It appears that Mother Jones’ environmental section will publish just about anything. Get a load of this new article, titled: “Steak or Veggie Burger: Which is Greener?”
Its subtitle is:
A lifelong vegetarian eats her first hamburger—to find out the truth.
Why should anyone care about the author’s personal diet? Shouldn’t the argument in this piece be the product of evidence and analysis?
Despite local food god Michael Pollan’s edict to eat “mostly plants,” my friends seem to be consuming more meat, not less. Parties are no longer just parties—they’re pig roasts, or chili cook-offs, or crab feeds. At the farmers market, stroller moms swarm the meat stand to flirt with the hunky, bearded butcher.
Once again, why should we care about the author’s friends, random mothers, or hunky, bearded butchers? Wasting time on details like these is an early tip-off that this article will be a lightweight piece with little evidence to back up its claims.
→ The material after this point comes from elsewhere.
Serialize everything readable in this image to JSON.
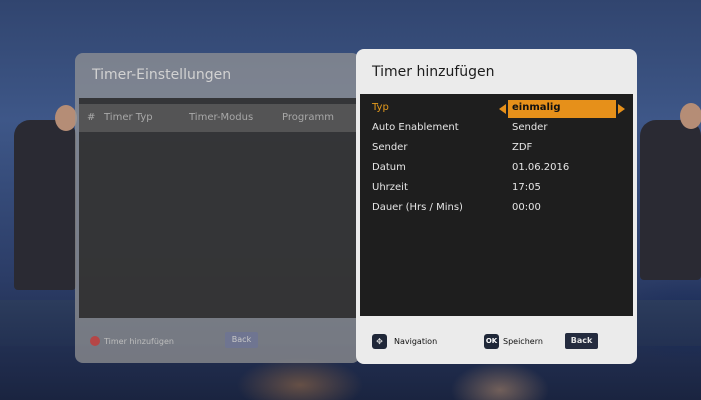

The primary claim advanced by this article is that researchers found that a processed pea burger takes about the same energy to create as a pork chop. But there’s no discussion of the details of this study, which was done in Europe and is hidden behind a pay wall. Nor is there any indication that the author even bothered to read beyond the article’s abstract. So what we have is an extraordinary claim, advanced without supporting evidence or any explanation of why that claim might be relevant to mass-market veggie burgers sold in the United States.
And then we are handed this load of crap from Charlotte Vallaeys of the Cornucopia Institute:
I can’t think of a single meat-alternative product where I could explain how every ingredient is made. With a grass-fed burger, well, there’s one ingredient. And with grass-fed burgers I actually might be doing something good for the environment.
So, just analyze the top three ingredients from the best-selling vegan veggie burger, and compare their combined environmental impact to grass-fed burgers. That’s what somebody seriously interested in finding the truth would do, rather than a bunch of hand-waving over the uncertain origin of ingredient number seventeen.
And Vallaeys’ assertion that grass-fed burgers might in fact be beneficial to the environment is yet another extraordinary claim that isn’t backed up at all within this article.
The caloric yield of supermarket spinach and mesclun, for instance, is worse than that of beef, since growing it in winter climates requires heated greenhouses, while shipping and storing it in warm weather requires refrigeration.
The author doesn’t bother to mention that you’d have to eat more than ten pounds of spinach to get the same calories you’d get from a pound of beef, and that’s even before taking into account the beef fat lost during cooking. (Nutrient links here and here.)
Of course, people don’t eat spinach and mesclun for calories; they eat it because these foods are packed with vitamins and minerals. Making an argument on the basis of calories rather than other nutrients is incredibly misleading, and few Mother Jones readers would have the background required to see through this faulty argument.
I could go on and on about the flaws in this article, but it’s not worth my time or yours. It’s abundantly clear that Mother Jones needs to hire a new editor for its Environment section; publishing shit like this is inexcusable. Link.